Varicella (chickenpox) is caused by the varicella-zoster virus (VZV), which also causes shingles. The virus spreads through the body into the skin causing rashes to appear.
Varicella may begin with cold-like symptoms, followed by a high temperature and a very itchy, blister-like rash. Clusters of spots appear over 3–5 days, mostly on the trunk of the body with some on the limbs. Symptoms vary in severity from person to person. It is possible to have chickenpox and have no symptoms.
You can only get shingles if you have previously had varicella and the virus is reactivated in your body. Shingles symptoms in older people usually start with a pain in the area of the nerve which is affected — often the chest. A rash of blisters then appears in the affected area, usually only on one side of the body. The rash usually lasts around seven days but the pain can last for longer.
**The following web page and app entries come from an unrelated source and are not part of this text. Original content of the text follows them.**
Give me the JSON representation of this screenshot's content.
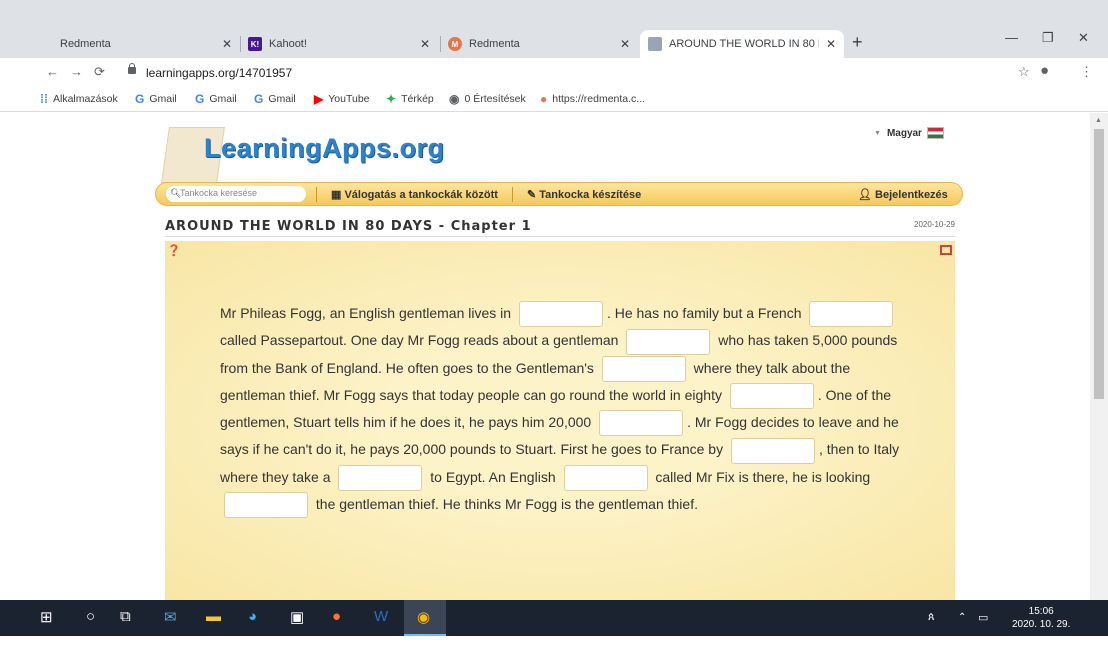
{
  "browser": {
    "tabs": [
      {
        "title": "Redmenta",
        "favicon_color": "#e8754b"
      },
      {
        "title": "Kahoot!",
        "favicon_glyph": "K!",
        "favicon_color": "#46178f"
      },
      {
        "title": "Redmenta",
        "favicon_color": "#e8754b"
      },
      {
        "title": "AROUND THE WORLD IN 80 DAYS - Chapter 1",
        "active": true
      }
    ],
    "url": "learningapps.org/14701957",
    "bookmarks": [
      {
        "label": "Alkalmazások",
        "icon": "apps-grid-icon"
      },
      {
        "label": "Gmail",
        "icon": "google-icon"
      },
      {
        "label": "Gmail",
        "icon": "google-icon"
      },
      {
        "label": "Gmail",
        "icon": "google-icon"
      },
      {
        "label": "YouTube",
        "icon": "youtube-icon"
      },
      {
        "label": "Térkép",
        "icon": "maps-icon"
      },
      {
        "label": "0 Értesítések",
        "icon": "notification-icon"
      },
      {
        "label": "https://redmenta.c...",
        "icon": "redmenta-icon"
      }
    ]
  },
  "site": {
    "logo": "LearningApps.org",
    "language": "Magyar",
    "search_placeholder": "Tankocka keresése",
    "nav": {
      "browse": "Válogatás a tankockák között",
      "create": "Tankocka készítése",
      "login": "Bejelentkezés"
    },
    "app_title": "AROUND THE WORLD IN 80 DAYS - Chapter 1",
    "app_date": "2020-10-29"
  },
  "exercise": {
    "segments": [
      "Mr Phileas Fogg, an English gentleman lives in ",
      ". He has no family but a French ",
      " called Passepartout. One day Mr Fogg reads about a gentleman ",
      " who has taken 5,000 pounds from the Bank of England. He often goes to the Gentleman's ",
      " where they talk about the gentleman thief. Mr Fogg says that today people can go round the world in eighty ",
      ". One of the gentlemen, Stuart tells him if he does it, he pays him 20,000 ",
      ". Mr Fogg decides to leave and he says if he can't do it, he pays 20,000 pounds to Stuart. First he goes to France by ",
      ", then to Italy where they take a ",
      " to Egypt. An English ",
      " called Mr Fix is there, he is looking ",
      " the gentleman thief. He thinks Mr Fogg is the gentleman thief."
    ]
  },
  "taskbar": {
    "time": "15:06",
    "date": "2020. 10. 29."
  }
}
Someone with shingles can give the virus to someone who hasn’t had chickenpox and is not immune, but not the other way around: a child with varicella cannot give shingles to another person.